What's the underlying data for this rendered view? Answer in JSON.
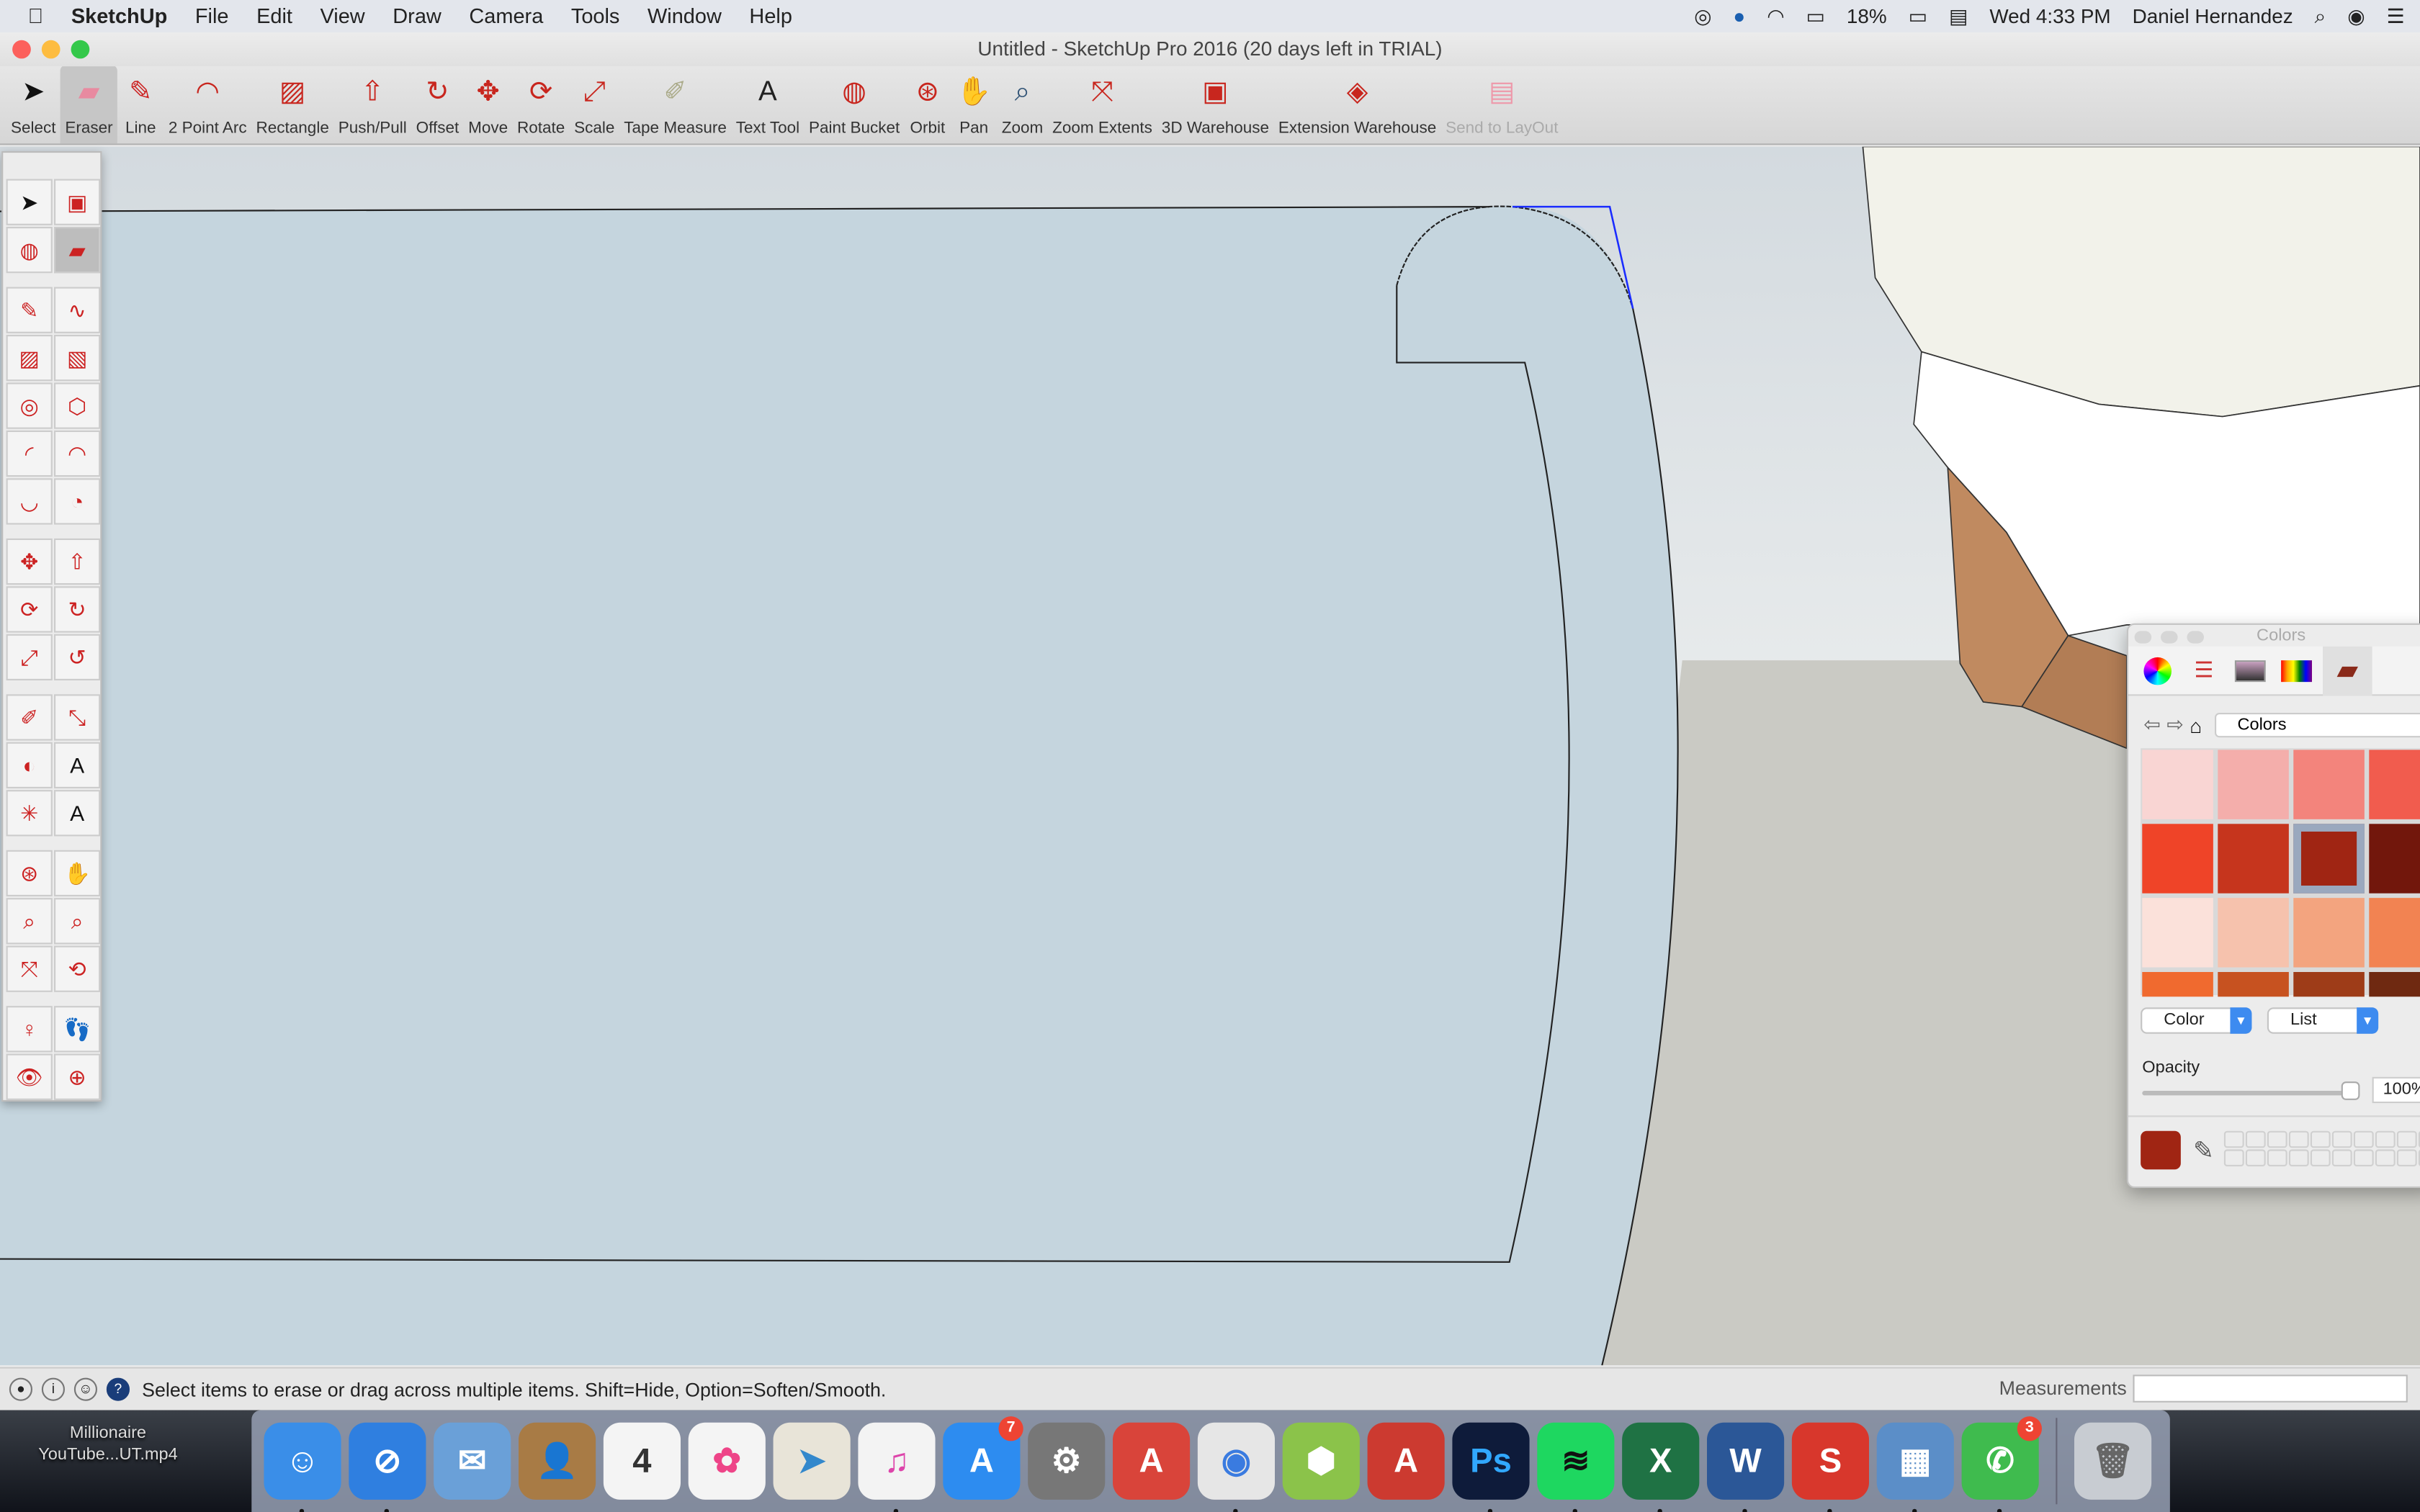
{
  "menubar": {
    "app": "SketchUp",
    "items": [
      "File",
      "Edit",
      "View",
      "Draw",
      "Camera",
      "Tools",
      "Window",
      "Help"
    ],
    "battery": "18%",
    "clock": "Wed 4:33 PM",
    "user": "Daniel Hernandez"
  },
  "window": {
    "title": "Untitled - SketchUp Pro 2016 (20 days left in TRIAL)"
  },
  "toolbar": [
    {
      "label": "Select",
      "icon": "arrow-icon"
    },
    {
      "label": "Eraser",
      "icon": "eraser-icon",
      "active": true
    },
    {
      "label": "Line",
      "icon": "pencil-icon"
    },
    {
      "label": "2 Point Arc",
      "icon": "arc-icon"
    },
    {
      "label": "Rectangle",
      "icon": "rectangle-icon"
    },
    {
      "label": "Push/Pull",
      "icon": "pushpull-icon"
    },
    {
      "label": "Offset",
      "icon": "offset-icon"
    },
    {
      "label": "Move",
      "icon": "move-icon"
    },
    {
      "label": "Rotate",
      "icon": "rotate-icon"
    },
    {
      "label": "Scale",
      "icon": "scale-icon"
    },
    {
      "label": "Tape Measure",
      "icon": "tape-icon"
    },
    {
      "label": "Text Tool",
      "icon": "text-icon"
    },
    {
      "label": "Paint Bucket",
      "icon": "bucket-icon"
    },
    {
      "label": "Orbit",
      "icon": "orbit-icon"
    },
    {
      "label": "Pan",
      "icon": "hand-icon"
    },
    {
      "label": "Zoom",
      "icon": "magnifier-icon"
    },
    {
      "label": "Zoom Extents",
      "icon": "zoom-extents-icon"
    },
    {
      "label": "3D Warehouse",
      "icon": "warehouse-icon"
    },
    {
      "label": "Extension Warehouse",
      "icon": "extension-icon"
    },
    {
      "label": "Send to LayOut",
      "icon": "layout-icon",
      "disabled": true
    }
  ],
  "status": {
    "hint": "Select items to erase or drag across multiple items. Shift=Hide, Option=Soften/Smooth.",
    "measurements_label": "Measurements",
    "measurements_value": ""
  },
  "colors_panel": {
    "title": "Colors",
    "palette": "Colors",
    "mode": "Color",
    "view": "List",
    "opacity_label": "Opacity",
    "opacity": "100%",
    "opacity_value": 100,
    "current_color": "#a02513",
    "swatches": [
      "#f9d5d3",
      "#f4aeab",
      "#f3847c",
      "#f15c4e",
      "#ef4428",
      "#c6351d",
      "#a02513",
      "#72170c",
      "#fbe1da",
      "#f6c2ad",
      "#f3a47f",
      "#f28352",
      "#f06a2f",
      "#c75220",
      "#9e3c18",
      "#6f2911"
    ]
  },
  "desktop": {
    "file": "Millionaire YouTube...UT.mp4"
  },
  "dock": [
    {
      "name": "Finder",
      "color": "#3a8ee8",
      "glyph": "☺"
    },
    {
      "name": "Safari",
      "color": "#2f7fe0",
      "glyph": "⊘"
    },
    {
      "name": "Mail",
      "color": "#6aa0d8",
      "glyph": "✉"
    },
    {
      "name": "Contacts",
      "color": "#a87b45",
      "glyph": "👤"
    },
    {
      "name": "Calendar",
      "color": "#f4f4f4",
      "glyph": "4",
      "text": "#333"
    },
    {
      "name": "Photos",
      "color": "#f4f4f4",
      "glyph": "✿",
      "text": "#e48"
    },
    {
      "name": "Maps",
      "color": "#e8e4d8",
      "glyph": "➤",
      "text": "#38c"
    },
    {
      "name": "iTunes",
      "color": "#f3f3f3",
      "glyph": "♫",
      "text": "#d4a"
    },
    {
      "name": "App Store",
      "color": "#2d8cf0",
      "glyph": "A",
      "badge": "7"
    },
    {
      "name": "System Preferences",
      "color": "#777",
      "glyph": "⚙"
    },
    {
      "name": "AutoCAD",
      "color": "#d9443a",
      "glyph": "A"
    },
    {
      "name": "Chrome",
      "color": "#e6e6e6",
      "glyph": "◉",
      "text": "#3a7be0"
    },
    {
      "name": "App",
      "color": "#8bc34a",
      "glyph": "⬢"
    },
    {
      "name": "AutoCAD 2",
      "color": "#cc3a30",
      "glyph": "A"
    },
    {
      "name": "Photoshop",
      "color": "#0e1b3a",
      "glyph": "Ps",
      "text": "#31a8ff"
    },
    {
      "name": "Spotify",
      "color": "#1ed760",
      "glyph": "≋",
      "text": "#111"
    },
    {
      "name": "Excel",
      "color": "#1f7244",
      "glyph": "X"
    },
    {
      "name": "Word",
      "color": "#2b5797",
      "glyph": "W"
    },
    {
      "name": "SketchUp",
      "color": "#d8372c",
      "glyph": "S"
    },
    {
      "name": "Preview",
      "color": "#5b8ec8",
      "glyph": "▦"
    },
    {
      "name": "WhatsApp",
      "color": "#3fbb4e",
      "glyph": "✆",
      "badge": "3"
    },
    {
      "name": "Trash",
      "color": "#c8ccd2",
      "glyph": "🗑",
      "text": "#666"
    }
  ]
}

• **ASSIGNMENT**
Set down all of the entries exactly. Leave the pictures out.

• **EXERCISE RESPONSE**
What's the underlying data for this rendered view? Answer in JSON.
{
  "menubar": {
    "app": "SketchUp",
    "items": [
      "File",
      "Edit",
      "View",
      "Draw",
      "Camera",
      "Tools",
      "Window",
      "Help"
    ],
    "battery": "18%",
    "clock": "Wed 4:33 PM",
    "user": "Daniel Hernandez"
  },
  "window": {
    "title": "Untitled - SketchUp Pro 2016 (20 days left in TRIAL)"
  },
  "toolbar": [
    {
      "label": "Select",
      "icon": "arrow-icon"
    },
    {
      "label": "Eraser",
      "icon": "eraser-icon",
      "active": true
    },
    {
      "label": "Line",
      "icon": "pencil-icon"
    },
    {
      "label": "2 Point Arc",
      "icon": "arc-icon"
    },
    {
      "label": "Rectangle",
      "icon": "rectangle-icon"
    },
    {
      "label": "Push/Pull",
      "icon": "pushpull-icon"
    },
    {
      "label": "Offset",
      "icon": "offset-icon"
    },
    {
      "label": "Move",
      "icon": "move-icon"
    },
    {
      "label": "Rotate",
      "icon": "rotate-icon"
    },
    {
      "label": "Scale",
      "icon": "scale-icon"
    },
    {
      "label": "Tape Measure",
      "icon": "tape-icon"
    },
    {
      "label": "Text Tool",
      "icon": "text-icon"
    },
    {
      "label": "Paint Bucket",
      "icon": "bucket-icon"
    },
    {
      "label": "Orbit",
      "icon": "orbit-icon"
    },
    {
      "label": "Pan",
      "icon": "hand-icon"
    },
    {
      "label": "Zoom",
      "icon": "magnifier-icon"
    },
    {
      "label": "Zoom Extents",
      "icon": "zoom-extents-icon"
    },
    {
      "label": "3D Warehouse",
      "icon": "warehouse-icon"
    },
    {
      "label": "Extension Warehouse",
      "icon": "extension-icon"
    },
    {
      "label": "Send to LayOut",
      "icon": "layout-icon",
      "disabled": true
    }
  ],
  "status": {
    "hint": "Select items to erase or drag across multiple items. Shift=Hide, Option=Soften/Smooth.",
    "measurements_label": "Measurements",
    "measurements_value": ""
  },
  "colors_panel": {
    "title": "Colors",
    "palette": "Colors",
    "mode": "Color",
    "view": "List",
    "opacity_label": "Opacity",
    "opacity": "100%",
    "opacity_value": 100,
    "current_color": "#a02513",
    "swatches": [
      "#f9d5d3",
      "#f4aeab",
      "#f3847c",
      "#f15c4e",
      "#ef4428",
      "#c6351d",
      "#a02513",
      "#72170c",
      "#fbe1da",
      "#f6c2ad",
      "#f3a47f",
      "#f28352",
      "#f06a2f",
      "#c75220",
      "#9e3c18",
      "#6f2911"
    ]
  },
  "desktop": {
    "file": "Millionaire YouTube...UT.mp4"
  },
  "dock": [
    {
      "name": "Finder",
      "color": "#3a8ee8",
      "glyph": "☺"
    },
    {
      "name": "Safari",
      "color": "#2f7fe0",
      "glyph": "⊘"
    },
    {
      "name": "Mail",
      "color": "#6aa0d8",
      "glyph": "✉"
    },
    {
      "name": "Contacts",
      "color": "#a87b45",
      "glyph": "👤"
    },
    {
      "name": "Calendar",
      "color": "#f4f4f4",
      "glyph": "4",
      "text": "#333"
    },
    {
      "name": "Photos",
      "color": "#f4f4f4",
      "glyph": "✿",
      "text": "#e48"
    },
    {
      "name": "Maps",
      "color": "#e8e4d8",
      "glyph": "➤",
      "text": "#38c"
    },
    {
      "name": "iTunes",
      "color": "#f3f3f3",
      "glyph": "♫",
      "text": "#d4a"
    },
    {
      "name": "App Store",
      "color": "#2d8cf0",
      "glyph": "A",
      "badge": "7"
    },
    {
      "name": "System Preferences",
      "color": "#777",
      "glyph": "⚙"
    },
    {
      "name": "AutoCAD",
      "color": "#d9443a",
      "glyph": "A"
    },
    {
      "name": "Chrome",
      "color": "#e6e6e6",
      "glyph": "◉",
      "text": "#3a7be0"
    },
    {
      "name": "App",
      "color": "#8bc34a",
      "glyph": "⬢"
    },
    {
      "name": "AutoCAD 2",
      "color": "#cc3a30",
      "glyph": "A"
    },
    {
      "name": "Photoshop",
      "color": "#0e1b3a",
      "glyph": "Ps",
      "text": "#31a8ff"
    },
    {
      "name": "Spotify",
      "color": "#1ed760",
      "glyph": "≋",
      "text": "#111"
    },
    {
      "name": "Excel",
      "color": "#1f7244",
      "glyph": "X"
    },
    {
      "name": "Word",
      "color": "#2b5797",
      "glyph": "W"
    },
    {
      "name": "SketchUp",
      "color": "#d8372c",
      "glyph": "S"
    },
    {
      "name": "Preview",
      "color": "#5b8ec8",
      "glyph": "▦"
    },
    {
      "name": "WhatsApp",
      "color": "#3fbb4e",
      "glyph": "✆",
      "badge": "3"
    },
    {
      "name": "Trash",
      "color": "#c8ccd2",
      "glyph": "🗑",
      "text": "#666"
    }
  ]
}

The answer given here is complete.